I went on yesterday about how Commissioner Selig’s little committee was probably set up for cynical purposes. Today the Chicago Tribune’s Phil Rogers goes in a different direction, hatching the conspiracy theory that the committee was set up to ban the Designated Hitter:
be fair, it’s premature to ask such a potentially provocative question.
But thanks to Commissioner Bud Selig’s decision to turn recommendations
for on-field matters over to a newly created version of the NFL’s Competition Committee, the DH rule could face its first real threat since the American League accepted it permanently for the 1976 season . . . The commissioner did not mention the DH rule, but Cardinals manager
Tony La Russa and longtime Braves executive John Schuerholz, who joined
Selig on a conference call, both listed it as the one thing they
potentially would change if they could.
I’m no fan of the DH, so if there was even a shred of a scintilla of a hope that La Russa and the gang were going to recommend its abolition, I’d be playing it up like crazy. But there’s nothing here to suggest that the committee is even going to look at the DH rule, let alone opine on it.
La Russa doesn’t like it. Great. But that “if they could” in the last sentence of the blockquote is pretty important. Messing with rules is one thing. Abolishing the DH, however, messes with rosters. As in, the position on the AL roster that has historically had the highest average salary in baseball and is home to a lot of players who would otherwise be out of the league due to their inability to play defense. The Player’s Union would no sooner agree to getting rid of the DH than the Teamster’s Union would agree to give up seniority pay.
The DH made its debut three months before I was born. I’ve resigned myself to the DH. I’ve even prepared myself for the expansion of the DH to the NL one day, because I think that has pretty even odds of happening in my lifetime. Getting rid of it? No way. No how. The world simply isn’t that just.

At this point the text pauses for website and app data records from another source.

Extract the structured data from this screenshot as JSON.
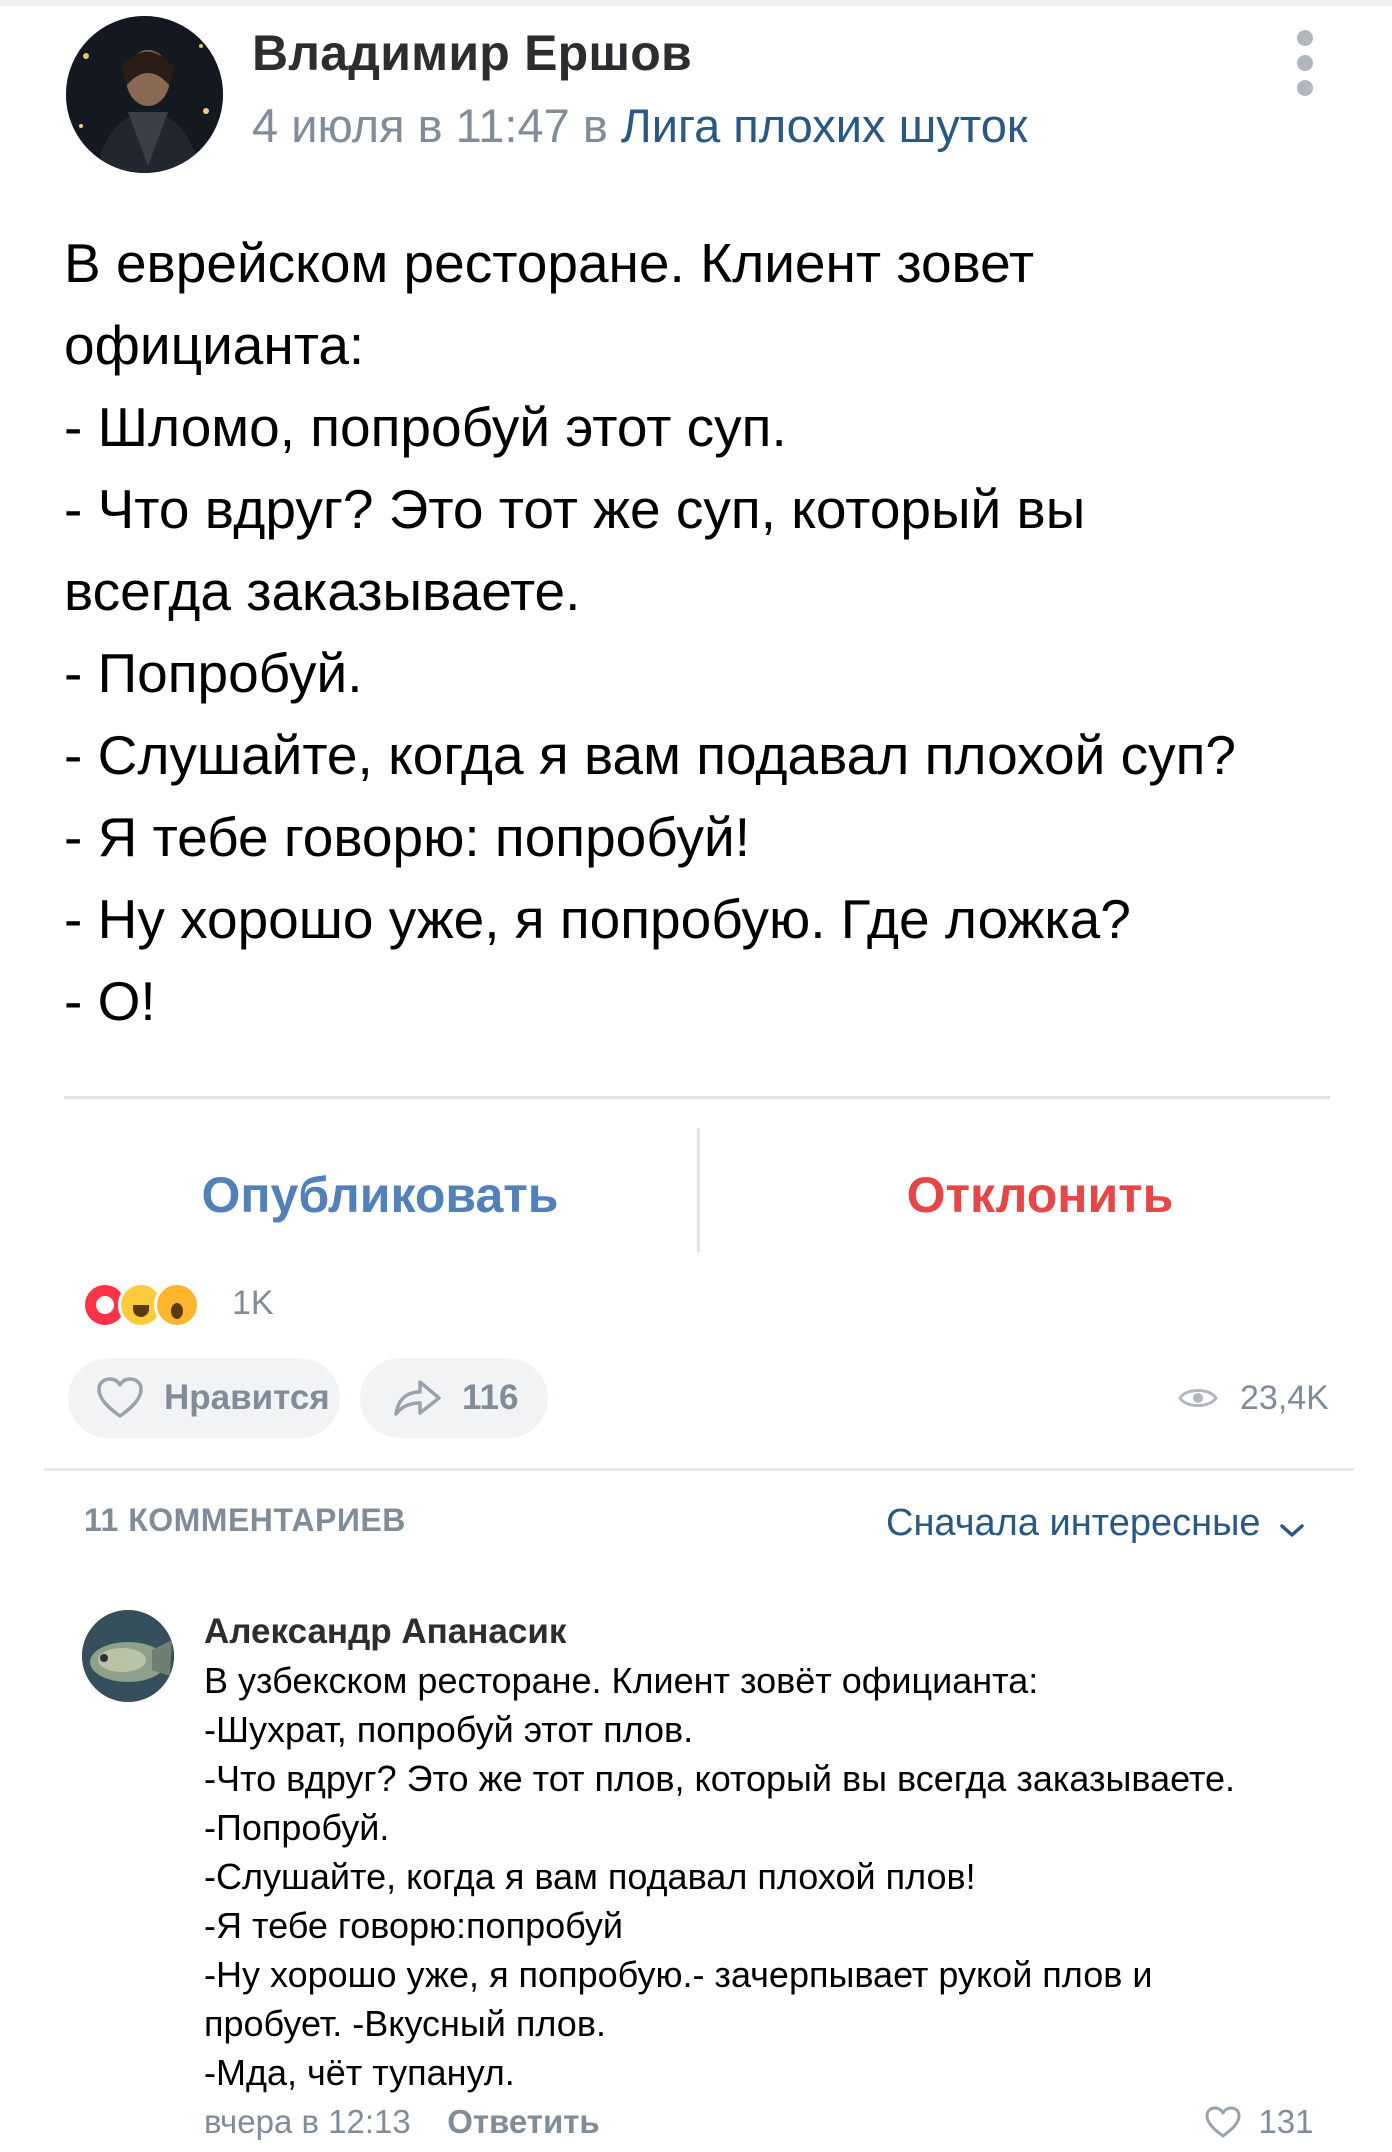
{
  "post": {
    "author": "Владимир Ершов",
    "date": "4 июля в 11:47 в",
    "group": "Лига плохих шуток",
    "text_lines": [
      "В еврейском ресторане. Клиент зовет",
      "официанта:",
      "- Шломо, попробуй этот суп.",
      "- Что вдруг? Это тот же суп, который вы",
      "всегда заказываете.",
      "- Попробуй.",
      "- Слушайте, когда я вам подавал плохой суп?",
      "- Я тебе говорю: попробуй!",
      "- Ну хорошо уже, я попробую. Где ложка?",
      "- О!"
    ]
  },
  "actions": {
    "publish": "Опубликовать",
    "reject": "Отклонить"
  },
  "reactions": {
    "count": "1K"
  },
  "footer": {
    "like_label": "Нравится",
    "share_count": "116",
    "views": "23,4K"
  },
  "comments": {
    "count_label": "11 КОММЕНТАРИЕВ",
    "sort_label": "Сначала интересные",
    "items": [
      {
        "author": "Александр Апанасик",
        "lines": [
          "В узбекском ресторане. Клиент зовёт официанта:",
          "-Шухрат, попробуй этот плов.",
          "-Что вдруг? Это же тот плов, который вы всегда заказываете.",
          "-Попробуй.",
          "-Слушайте, когда я вам подавал плохой плов!",
          "-Я тебе говорю:попробуй",
          "-Ну хорошо уже, я попробую.- зачерпывает рукой плов и",
          "пробует. -Вкусный плов.",
          "-Мда, чёт тупанул."
        ],
        "date": "вчера в 12:13",
        "reply_label": "Ответить",
        "likes": "131"
      }
    ]
  },
  "colors": {
    "link": "#2a5885",
    "accent_blue": "#5181b8",
    "reject_red": "#e64646",
    "secondary_text": "#818c99"
  }
}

Last week Pirates infielder Jung Ho Kang was arrested in South Korea for driving under the influence of alcohol and leaving the scene of an accident. That’s bad, but it turns out that it’s nothing new. The Yonhapnews Agency reports that Kang has been arrested for DUI three times since 2009:
Gangnam Police Station in southern Seoul confirmed that it was Kang’s third DUI arrest, with the three strikes law resulting in the immediate revocation of his license. According to police, Kang had also been arrested for a DUI in August 2009 and May 2011. No personal injuries were reported in either case, though he’d caused property damage in the latter incident.

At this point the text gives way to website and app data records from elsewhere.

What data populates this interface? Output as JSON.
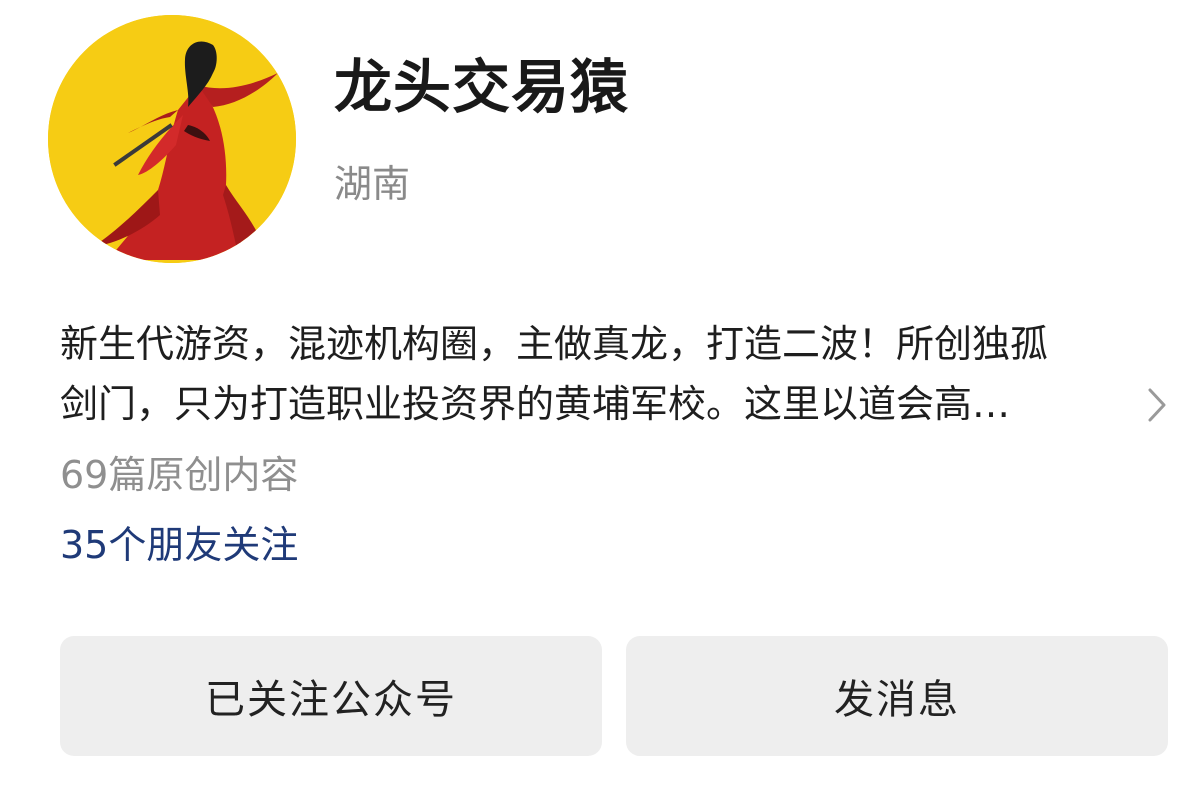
{
  "profile": {
    "name": "龙头交易猿",
    "region": "湖南",
    "avatar_icon": "red-robed-swordsman-avatar",
    "avatar_background": "#f6cc14"
  },
  "bio": {
    "line1": "新生代游资，混迹机构圈，主做真龙，打造二波！所创独孤",
    "line2": "剑门，只为打造职业投资界的黄埔军校。这里以道会高…",
    "expand_icon": "chevron-right-icon"
  },
  "stats": {
    "articles": "69篇原创内容",
    "friends_following": "35个朋友关注",
    "friends_color": "#1f3a78"
  },
  "actions": {
    "followed_label": "已关注公众号",
    "message_label": "发消息",
    "button_background": "#eeeeee"
  }
}
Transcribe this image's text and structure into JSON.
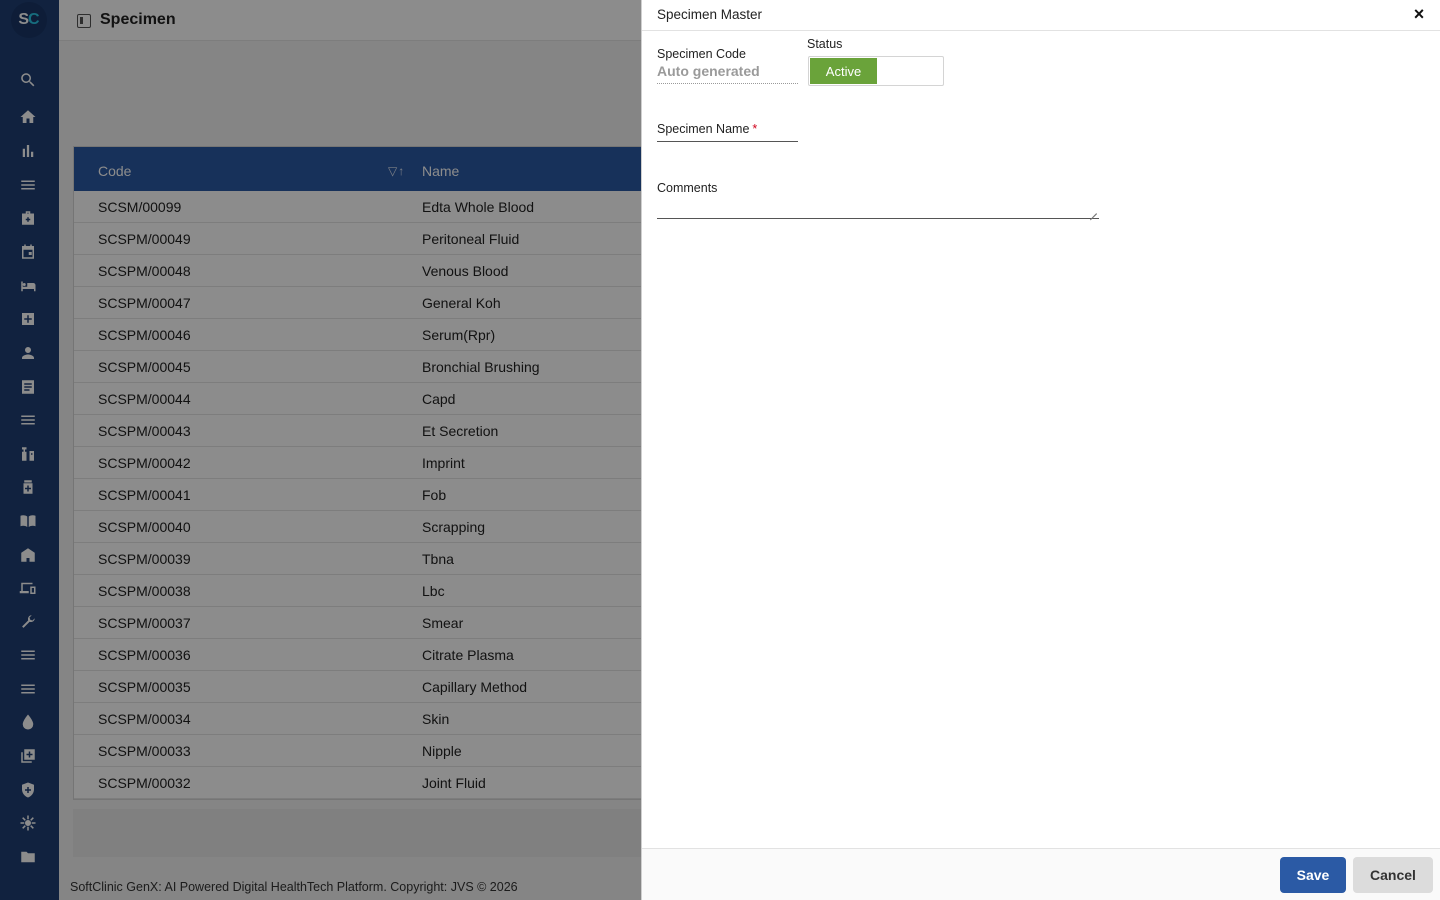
{
  "app": {
    "logo_text_1": "S",
    "logo_text_2": "C",
    "page_title": "Specimen"
  },
  "sidebar": {
    "icons": [
      "search-icon",
      "home-icon",
      "bar-chart-icon",
      "menu-icon",
      "medical-bag-icon",
      "calendar-icon",
      "bed-icon",
      "medical-plus-icon",
      "person-icon",
      "document-icon",
      "menu-icon",
      "injection-icon",
      "medicine-icon",
      "book-icon",
      "building-icon",
      "devices-icon",
      "wrench-icon",
      "menu-icon",
      "menu-icon",
      "drop-icon",
      "add-box-icon",
      "shield-icon",
      "network-icon",
      "folder-icon"
    ]
  },
  "grid": {
    "columns": {
      "code": "Code",
      "name": "Name",
      "filter_glyph": "▽↑"
    },
    "rows": [
      {
        "code": "SCSM/00099",
        "name": "Edta Whole Blood"
      },
      {
        "code": "SCSPM/00049",
        "name": "Peritoneal Fluid"
      },
      {
        "code": "SCSPM/00048",
        "name": "Venous Blood"
      },
      {
        "code": "SCSPM/00047",
        "name": "General Koh"
      },
      {
        "code": "SCSPM/00046",
        "name": "Serum(Rpr)"
      },
      {
        "code": "SCSPM/00045",
        "name": "Bronchial Brushing"
      },
      {
        "code": "SCSPM/00044",
        "name": "Capd"
      },
      {
        "code": "SCSPM/00043",
        "name": "Et Secretion"
      },
      {
        "code": "SCSPM/00042",
        "name": "Imprint"
      },
      {
        "code": "SCSPM/00041",
        "name": "Fob"
      },
      {
        "code": "SCSPM/00040",
        "name": "Scrapping"
      },
      {
        "code": "SCSPM/00039",
        "name": "Tbna"
      },
      {
        "code": "SCSPM/00038",
        "name": "Lbc"
      },
      {
        "code": "SCSPM/00037",
        "name": "Smear"
      },
      {
        "code": "SCSPM/00036",
        "name": "Citrate Plasma"
      },
      {
        "code": "SCSPM/00035",
        "name": "Capillary Method"
      },
      {
        "code": "SCSPM/00034",
        "name": "Skin"
      },
      {
        "code": "SCSPM/00033",
        "name": "Nipple"
      },
      {
        "code": "SCSPM/00032",
        "name": "Joint Fluid"
      }
    ]
  },
  "footer": {
    "text": "SoftClinic GenX: AI Powered Digital HealthTech Platform. Copyright: JVS © 2026"
  },
  "modal": {
    "title": "Specimen Master",
    "close_glyph": "×",
    "specimen_code_label": "Specimen Code",
    "specimen_code_value": "Auto generated",
    "status_label": "Status",
    "status_value": "Active",
    "specimen_name_label": "Specimen Name",
    "required_marker": "*",
    "specimen_name_value": "",
    "comments_label": "Comments",
    "comments_value": "",
    "save_label": "Save",
    "cancel_label": "Cancel"
  },
  "colors": {
    "sidebar": "#1f3f73",
    "grid_header": "#2b5aa5",
    "active_status": "#6aa33a",
    "save_button": "#2b5aa5",
    "required": "#d0021b"
  }
}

The report also notes that a companion of Kang initially claimed that he, and not Kang, was behind the wheel at the time of the accident which led to Kang’s arrest last week. It was later revealed by the car’s black box, however, that Kang was driving. So add in some obstruction of justice, whether it is charged or not, to the scene. Police are investigating that.

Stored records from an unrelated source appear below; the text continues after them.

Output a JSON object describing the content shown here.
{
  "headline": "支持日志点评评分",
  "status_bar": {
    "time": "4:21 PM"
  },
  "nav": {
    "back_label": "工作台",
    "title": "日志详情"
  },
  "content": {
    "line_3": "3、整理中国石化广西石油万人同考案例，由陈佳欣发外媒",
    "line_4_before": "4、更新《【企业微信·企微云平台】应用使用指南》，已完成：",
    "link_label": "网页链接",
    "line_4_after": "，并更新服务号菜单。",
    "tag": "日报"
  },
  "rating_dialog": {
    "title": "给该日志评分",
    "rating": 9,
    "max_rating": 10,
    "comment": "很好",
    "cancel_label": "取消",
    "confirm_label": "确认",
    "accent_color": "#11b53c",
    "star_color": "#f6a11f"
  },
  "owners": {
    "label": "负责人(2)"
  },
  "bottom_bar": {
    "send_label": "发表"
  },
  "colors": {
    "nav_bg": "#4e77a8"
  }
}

Between all of this and the fact that Kang is under investigation for an alleged sexual assault in Chicago this past season, a pretty ugly portrait of the Pirates’ infielder is beginning to reveal itself.
This is interesting. Majestic Athletic has been baseball’s official uniform provider for decades, with its relationship with Major League Baseball dating back to the early 80s when it started providing batting practice jerseys. But that’s going to end after three more season:
As CNBC’s Jessica Golden reports, this will be Under Armour’s first official uniform deal in major professional sports. UA does, however, sponsor a number of individual players, most notably Bryce Harper.
MLB has just released a statement about it:
Beginning in the 2020 MLB season, Under Armour will be the exclusive MLB provider of all on-field uniform components including jerseys featuring prominent Under Armour branding, baselayer, game-day outerwear, and year-round training apparel for all 30 MLB Clubs. Fanatics, a global leader of licensed sports merchandise, will be granted broad consumer product licensing rights to manage the manufacturing and distribution of Under Armour and Fanatics fan gear, which include jerseys at retail, name & number products and Postseason apparel. Under Armour and Fanatics expect to offer an assortment of new fan gear apparel and accessories at retail, prior to the 2020 season.